* _Instructions for the task_
Whatever appears in the entries must be given again exactly.

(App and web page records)
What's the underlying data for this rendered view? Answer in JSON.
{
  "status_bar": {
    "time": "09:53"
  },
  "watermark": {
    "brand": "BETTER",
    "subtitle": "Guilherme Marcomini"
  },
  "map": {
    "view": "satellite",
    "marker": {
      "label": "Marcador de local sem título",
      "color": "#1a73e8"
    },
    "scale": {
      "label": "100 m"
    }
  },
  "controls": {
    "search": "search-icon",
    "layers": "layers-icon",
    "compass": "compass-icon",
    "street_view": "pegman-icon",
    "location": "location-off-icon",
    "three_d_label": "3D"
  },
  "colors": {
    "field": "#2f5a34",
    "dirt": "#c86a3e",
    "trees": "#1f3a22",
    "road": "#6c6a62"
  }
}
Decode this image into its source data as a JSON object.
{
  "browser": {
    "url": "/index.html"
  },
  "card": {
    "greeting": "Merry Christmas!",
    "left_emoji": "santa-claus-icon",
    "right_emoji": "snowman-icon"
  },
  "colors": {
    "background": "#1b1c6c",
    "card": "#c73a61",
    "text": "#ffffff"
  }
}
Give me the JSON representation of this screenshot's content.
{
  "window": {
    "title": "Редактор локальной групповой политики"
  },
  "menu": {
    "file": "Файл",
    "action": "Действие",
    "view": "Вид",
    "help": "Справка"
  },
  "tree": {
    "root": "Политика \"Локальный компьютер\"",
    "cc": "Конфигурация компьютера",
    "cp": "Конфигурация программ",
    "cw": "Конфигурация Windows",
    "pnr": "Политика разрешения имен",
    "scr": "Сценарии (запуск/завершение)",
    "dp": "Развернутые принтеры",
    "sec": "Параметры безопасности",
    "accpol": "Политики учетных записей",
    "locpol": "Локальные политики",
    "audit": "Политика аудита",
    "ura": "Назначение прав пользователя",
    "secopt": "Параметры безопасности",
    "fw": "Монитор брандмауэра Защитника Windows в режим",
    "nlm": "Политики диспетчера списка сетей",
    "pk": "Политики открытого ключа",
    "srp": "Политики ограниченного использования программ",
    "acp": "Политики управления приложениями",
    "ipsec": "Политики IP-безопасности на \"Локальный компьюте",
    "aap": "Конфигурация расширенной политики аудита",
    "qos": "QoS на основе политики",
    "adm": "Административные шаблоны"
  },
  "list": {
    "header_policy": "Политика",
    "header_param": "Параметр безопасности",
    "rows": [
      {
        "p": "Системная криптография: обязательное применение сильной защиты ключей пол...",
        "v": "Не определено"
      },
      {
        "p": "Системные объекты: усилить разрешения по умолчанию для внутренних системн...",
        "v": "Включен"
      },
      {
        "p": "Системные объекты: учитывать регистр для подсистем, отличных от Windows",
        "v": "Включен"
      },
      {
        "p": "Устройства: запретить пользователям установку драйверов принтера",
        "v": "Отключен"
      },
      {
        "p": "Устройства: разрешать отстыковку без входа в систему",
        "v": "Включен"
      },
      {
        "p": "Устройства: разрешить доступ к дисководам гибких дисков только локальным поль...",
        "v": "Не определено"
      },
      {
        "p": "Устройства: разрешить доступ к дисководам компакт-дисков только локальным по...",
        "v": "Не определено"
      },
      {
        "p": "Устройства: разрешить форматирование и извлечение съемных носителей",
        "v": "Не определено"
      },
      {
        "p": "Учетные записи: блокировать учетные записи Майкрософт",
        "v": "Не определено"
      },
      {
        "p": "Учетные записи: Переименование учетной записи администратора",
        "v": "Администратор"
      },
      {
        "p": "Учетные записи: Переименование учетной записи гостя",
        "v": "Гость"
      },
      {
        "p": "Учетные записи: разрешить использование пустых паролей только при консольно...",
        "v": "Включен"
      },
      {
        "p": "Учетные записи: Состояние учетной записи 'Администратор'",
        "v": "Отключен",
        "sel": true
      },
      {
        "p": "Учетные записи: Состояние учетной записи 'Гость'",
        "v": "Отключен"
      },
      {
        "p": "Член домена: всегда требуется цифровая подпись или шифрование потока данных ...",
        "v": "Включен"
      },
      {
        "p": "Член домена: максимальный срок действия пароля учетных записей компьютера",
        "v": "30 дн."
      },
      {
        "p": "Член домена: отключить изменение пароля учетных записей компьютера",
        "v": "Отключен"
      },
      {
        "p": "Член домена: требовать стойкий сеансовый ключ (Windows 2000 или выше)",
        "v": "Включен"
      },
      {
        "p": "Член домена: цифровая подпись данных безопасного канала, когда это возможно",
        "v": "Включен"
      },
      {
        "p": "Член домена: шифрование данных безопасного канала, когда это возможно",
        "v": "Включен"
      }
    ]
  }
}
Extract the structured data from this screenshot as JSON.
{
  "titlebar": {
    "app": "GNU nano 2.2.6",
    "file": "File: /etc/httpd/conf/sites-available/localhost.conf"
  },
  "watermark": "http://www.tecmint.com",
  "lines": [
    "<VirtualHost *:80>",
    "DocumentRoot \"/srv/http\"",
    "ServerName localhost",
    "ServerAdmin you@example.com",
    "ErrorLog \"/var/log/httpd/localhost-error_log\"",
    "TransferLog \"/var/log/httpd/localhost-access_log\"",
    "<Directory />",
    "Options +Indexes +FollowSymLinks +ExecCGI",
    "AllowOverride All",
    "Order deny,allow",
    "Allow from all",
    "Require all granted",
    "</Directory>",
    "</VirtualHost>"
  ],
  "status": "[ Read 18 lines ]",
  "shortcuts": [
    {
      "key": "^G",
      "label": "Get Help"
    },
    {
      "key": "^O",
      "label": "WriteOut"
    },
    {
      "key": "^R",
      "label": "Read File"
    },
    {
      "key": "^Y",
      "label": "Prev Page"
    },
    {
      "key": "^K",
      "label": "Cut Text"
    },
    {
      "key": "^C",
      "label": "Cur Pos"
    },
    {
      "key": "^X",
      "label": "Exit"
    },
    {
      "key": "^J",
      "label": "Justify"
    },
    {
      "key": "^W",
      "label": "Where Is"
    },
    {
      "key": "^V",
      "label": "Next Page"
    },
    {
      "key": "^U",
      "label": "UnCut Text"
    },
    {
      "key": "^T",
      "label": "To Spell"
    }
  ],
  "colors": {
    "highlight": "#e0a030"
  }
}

* _Result of the exercise_
What's the underlying data for this rendered view? Answer in JSON.
{
  "status_bar": {
    "time": "09:53"
  },
  "watermark": {
    "brand": "BETTER",
    "subtitle": "Guilherme Marcomini"
  },
  "map": {
    "view": "satellite",
    "marker": {
      "label": "Marcador de local sem título",
      "color": "#1a73e8"
    },
    "scale": {
      "label": "100 m"
    }
  },
  "controls": {
    "search": "search-icon",
    "layers": "layers-icon",
    "compass": "compass-icon",
    "street_view": "pegman-icon",
    "location": "location-off-icon",
    "three_d_label": "3D"
  },
  "colors": {
    "field": "#2f5a34",
    "dirt": "#c86a3e",
    "trees": "#1f3a22",
    "road": "#6c6a62"
  }
}
Decode this image into its source data as a JSON object.
{
  "browser": {
    "url": "/index.html"
  },
  "card": {
    "greeting": "Merry Christmas!",
    "left_emoji": "santa-claus-icon",
    "right_emoji": "snowman-icon"
  },
  "colors": {
    "background": "#1b1c6c",
    "card": "#c73a61",
    "text": "#ffffff"
  }
}
Give me the JSON representation of this screenshot's content.
{
  "window": {
    "title": "Редактор локальной групповой политики"
  },
  "menu": {
    "file": "Файл",
    "action": "Действие",
    "view": "Вид",
    "help": "Справка"
  },
  "tree": {
    "root": "Политика \"Локальный компьютер\"",
    "cc": "Конфигурация компьютера",
    "cp": "Конфигурация программ",
    "cw": "Конфигурация Windows",
    "pnr": "Политика разрешения имен",
    "scr": "Сценарии (запуск/завершение)",
    "dp": "Развернутые принтеры",
    "sec": "Параметры безопасности",
    "accpol": "Политики учетных записей",
    "locpol": "Локальные политики",
    "audit": "Политика аудита",
    "ura": "Назначение прав пользователя",
    "secopt": "Параметры безопасности",
    "fw": "Монитор брандмауэра Защитника Windows в режим",
    "nlm": "Политики диспетчера списка сетей",
    "pk": "Политики открытого ключа",
    "srp": "Политики ограниченного использования программ",
    "acp": "Политики управления приложениями",
    "ipsec": "Политики IP-безопасности на \"Локальный компьюте",
    "aap": "Конфигурация расширенной политики аудита",
    "qos": "QoS на основе политики",
    "adm": "Административные шаблоны"
  },
  "list": {
    "header_policy": "Политика",
    "header_param": "Параметр безопасности",
    "rows": [
      {
        "p": "Системная криптография: обязательное применение сильной защиты ключей пол...",
        "v": "Не определено"
      },
      {
        "p": "Системные объекты: усилить разрешения по умолчанию для внутренних системн...",
        "v": "Включен"
      },
      {
        "p": "Системные объекты: учитывать регистр для подсистем, отличных от Windows",
        "v": "Включен"
      },
      {
        "p": "Устройства: запретить пользователям установку драйверов принтера",
        "v": "Отключен"
      },
      {
        "p": "Устройства: разрешать отстыковку без входа в систему",
        "v": "Включен"
      },
      {
        "p": "Устройства: разрешить доступ к дисководам гибких дисков только локальным поль...",
        "v": "Не определено"
      },
      {
        "p": "Устройства: разрешить доступ к дисководам компакт-дисков только локальным по...",
        "v": "Не определено"
      },
      {
        "p": "Устройства: разрешить форматирование и извлечение съемных носителей",
        "v": "Не определено"
      },
      {
        "p": "Учетные записи: блокировать учетные записи Майкрософт",
        "v": "Не определено"
      },
      {
        "p": "Учетные записи: Переименование учетной записи администратора",
        "v": "Администратор"
      },
      {
        "p": "Учетные записи: Переименование учетной записи гостя",
        "v": "Гость"
      },
      {
        "p": "Учетные записи: разрешить использование пустых паролей только при консольно...",
        "v": "Включен"
      },
      {
        "p": "Учетные записи: Состояние учетной записи 'Администратор'",
        "v": "Отключен",
        "sel": true
      },
      {
        "p": "Учетные записи: Состояние учетной записи 'Гость'",
        "v": "Отключен"
      },
      {
        "p": "Член домена: всегда требуется цифровая подпись или шифрование потока данных ...",
        "v": "Включен"
      },
      {
        "p": "Член домена: максимальный срок действия пароля учетных записей компьютера",
        "v": "30 дн."
      },
      {
        "p": "Член домена: отключить изменение пароля учетных записей компьютера",
        "v": "Отключен"
      },
      {
        "p": "Член домена: требовать стойкий сеансовый ключ (Windows 2000 или выше)",
        "v": "Включен"
      },
      {
        "p": "Член домена: цифровая подпись данных безопасного канала, когда это возможно",
        "v": "Включен"
      },
      {
        "p": "Член домена: шифрование данных безопасного канала, когда это возможно",
        "v": "Включен"
      }
    ]
  }
}
Extract the structured data from this screenshot as JSON.
{
  "titlebar": {
    "app": "GNU nano 2.2.6",
    "file": "File: /etc/httpd/conf/sites-available/localhost.conf"
  },
  "watermark": "http://www.tecmint.com",
  "lines": [
    "<VirtualHost *:80>",
    "DocumentRoot \"/srv/http\"",
    "ServerName localhost",
    "ServerAdmin you@example.com",
    "ErrorLog \"/var/log/httpd/localhost-error_log\"",
    "TransferLog \"/var/log/httpd/localhost-access_log\"",
    "<Directory />",
    "Options +Indexes +FollowSymLinks +ExecCGI",
    "AllowOverride All",
    "Order deny,allow",
    "Allow from all",
    "Require all granted",
    "</Directory>",
    "</VirtualHost>"
  ],
  "status": "[ Read 18 lines ]",
  "shortcuts": [
    {
      "key": "^G",
      "label": "Get Help"
    },
    {
      "key": "^O",
      "label": "WriteOut"
    },
    {
      "key": "^R",
      "label": "Read File"
    },
    {
      "key": "^Y",
      "label": "Prev Page"
    },
    {
      "key": "^K",
      "label": "Cut Text"
    },
    {
      "key": "^C",
      "label": "Cur Pos"
    },
    {
      "key": "^X",
      "label": "Exit"
    },
    {
      "key": "^J",
      "label": "Justify"
    },
    {
      "key": "^W",
      "label": "Where Is"
    },
    {
      "key": "^V",
      "label": "Next Page"
    },
    {
      "key": "^U",
      "label": "UnCut Text"
    },
    {
      "key": "^T",
      "label": "To Spell"
    }
  ],
  "colors": {
    "highlight": "#e0a030"
  }
}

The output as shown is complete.